→ **REQUIRED WORK**: Skipping all images, output the listing word for word.

--------------------

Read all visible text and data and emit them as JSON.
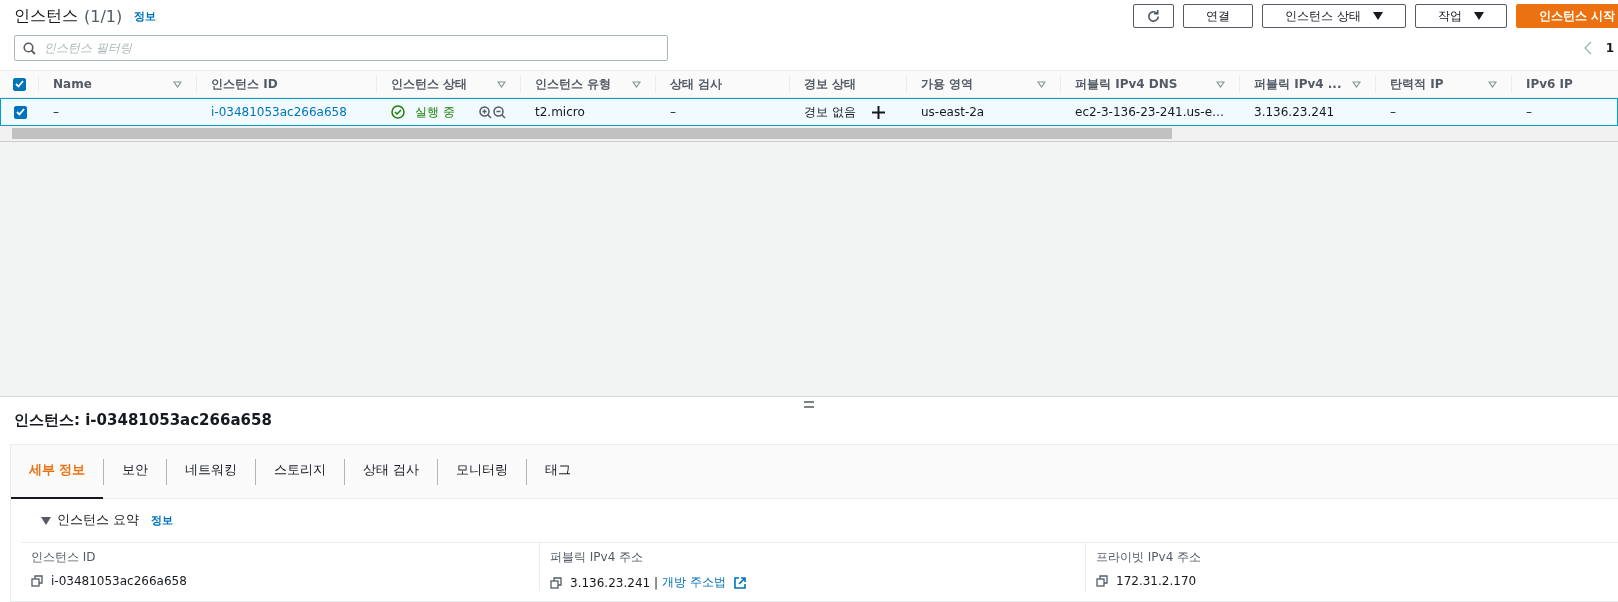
{
  "header": {
    "title": "인스턴스",
    "count": "(1/1)",
    "info_link": "정보",
    "buttons": [
      {
        "kind": "icon"
      },
      {
        "kind": "text",
        "label": "연결"
      },
      {
        "kind": "dropdown",
        "label": "인스턴스 상태"
      },
      {
        "kind": "dropdown",
        "label": "작업"
      },
      {
        "kind": "primary",
        "label": "인스턴스 시작"
      }
    ]
  },
  "search": {
    "placeholder": "인스턴스 필터링"
  },
  "pagination": {
    "page": "1"
  },
  "table": {
    "select_all_checked": true,
    "columns": [
      {
        "label": "Name",
        "filter": true
      },
      {
        "label": "인스턴스 ID",
        "filter": false
      },
      {
        "label": "인스턴스 상태",
        "filter": true
      },
      {
        "label": "인스턴스 유형",
        "filter": true
      },
      {
        "label": "상태 검사",
        "filter": false
      },
      {
        "label": "경보 상태",
        "filter": false
      },
      {
        "label": "가용 영역",
        "filter": true
      },
      {
        "label": "퍼블릭 IPv4 DNS",
        "filter": true
      },
      {
        "label": "퍼블릭 IPv4 ...",
        "filter": true
      },
      {
        "label": "탄력적 IP",
        "filter": true
      },
      {
        "label": "IPv6 IP",
        "filter": false
      }
    ],
    "rows": [
      {
        "checked": true,
        "selected": true,
        "cells": [
          {
            "kind": "text",
            "text": "–"
          },
          {
            "kind": "link",
            "text": "i-03481053ac266a658"
          },
          {
            "kind": "status",
            "text": "실행 중"
          },
          {
            "kind": "text",
            "text": "t2.micro"
          },
          {
            "kind": "text",
            "text": "–"
          },
          {
            "kind": "alarm",
            "text": "경보 없음"
          },
          {
            "kind": "text",
            "text": "us-east-2a"
          },
          {
            "kind": "text",
            "text": "ec2-3-136-23-241.us-e…"
          },
          {
            "kind": "text",
            "text": "3.136.23.241"
          },
          {
            "kind": "text",
            "text": "–"
          },
          {
            "kind": "text",
            "text": "–"
          }
        ]
      }
    ]
  },
  "detail": {
    "title": "인스턴스: i-03481053ac266a658",
    "tabs": [
      {
        "label": "세부 정보",
        "selected": true
      },
      {
        "label": "보안",
        "selected": false
      },
      {
        "label": "네트워킹",
        "selected": false
      },
      {
        "label": "스토리지",
        "selected": false
      },
      {
        "label": "상태 검사",
        "selected": false
      },
      {
        "label": "모니터링",
        "selected": false
      },
      {
        "label": "태그",
        "selected": false
      }
    ],
    "section": {
      "title": "인스턴스 요약",
      "info_link": "정보",
      "expanded": true
    },
    "fields": [
      {
        "label": "인스턴스 ID",
        "value": "i-03481053ac266a658"
      },
      {
        "label": "퍼블릭 IPv4 주소",
        "value": "3.136.23.241 |",
        "link": "개방 주소법"
      },
      {
        "label": "프라이빗 IPv4 주소",
        "value": "172.31.2.170"
      }
    ]
  }
}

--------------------

→ **ANSWER TO THE PROBLEM**:
Read all visible text and data and emit them as JSON.
{
  "header": {
    "title": "인스턴스",
    "count": "(1/1)",
    "info_link": "정보",
    "buttons": [
      {
        "kind": "icon"
      },
      {
        "kind": "text",
        "label": "연결"
      },
      {
        "kind": "dropdown",
        "label": "인스턴스 상태"
      },
      {
        "kind": "dropdown",
        "label": "작업"
      },
      {
        "kind": "primary",
        "label": "인스턴스 시작"
      }
    ]
  },
  "search": {
    "placeholder": "인스턴스 필터링"
  },
  "pagination": {
    "page": "1"
  },
  "table": {
    "select_all_checked": true,
    "columns": [
      {
        "label": "Name",
        "filter": true
      },
      {
        "label": "인스턴스 ID",
        "filter": false
      },
      {
        "label": "인스턴스 상태",
        "filter": true
      },
      {
        "label": "인스턴스 유형",
        "filter": true
      },
      {
        "label": "상태 검사",
        "filter": false
      },
      {
        "label": "경보 상태",
        "filter": false
      },
      {
        "label": "가용 영역",
        "filter": true
      },
      {
        "label": "퍼블릭 IPv4 DNS",
        "filter": true
      },
      {
        "label": "퍼블릭 IPv4 ...",
        "filter": true
      },
      {
        "label": "탄력적 IP",
        "filter": true
      },
      {
        "label": "IPv6 IP",
        "filter": false
      }
    ],
    "rows": [
      {
        "checked": true,
        "selected": true,
        "cells": [
          {
            "kind": "text",
            "text": "–"
          },
          {
            "kind": "link",
            "text": "i-03481053ac266a658"
          },
          {
            "kind": "status",
            "text": "실행 중"
          },
          {
            "kind": "text",
            "text": "t2.micro"
          },
          {
            "kind": "text",
            "text": "–"
          },
          {
            "kind": "alarm",
            "text": "경보 없음"
          },
          {
            "kind": "text",
            "text": "us-east-2a"
          },
          {
            "kind": "text",
            "text": "ec2-3-136-23-241.us-e…"
          },
          {
            "kind": "text",
            "text": "3.136.23.241"
          },
          {
            "kind": "text",
            "text": "–"
          },
          {
            "kind": "text",
            "text": "–"
          }
        ]
      }
    ]
  },
  "detail": {
    "title": "인스턴스: i-03481053ac266a658",
    "tabs": [
      {
        "label": "세부 정보",
        "selected": true
      },
      {
        "label": "보안",
        "selected": false
      },
      {
        "label": "네트워킹",
        "selected": false
      },
      {
        "label": "스토리지",
        "selected": false
      },
      {
        "label": "상태 검사",
        "selected": false
      },
      {
        "label": "모니터링",
        "selected": false
      },
      {
        "label": "태그",
        "selected": false
      }
    ],
    "section": {
      "title": "인스턴스 요약",
      "info_link": "정보",
      "expanded": true
    },
    "fields": [
      {
        "label": "인스턴스 ID",
        "value": "i-03481053ac266a658"
      },
      {
        "label": "퍼블릭 IPv4 주소",
        "value": "3.136.23.241 |",
        "link": "개방 주소법"
      },
      {
        "label": "프라이빗 IPv4 주소",
        "value": "172.31.2.170"
      }
    ]
  }
}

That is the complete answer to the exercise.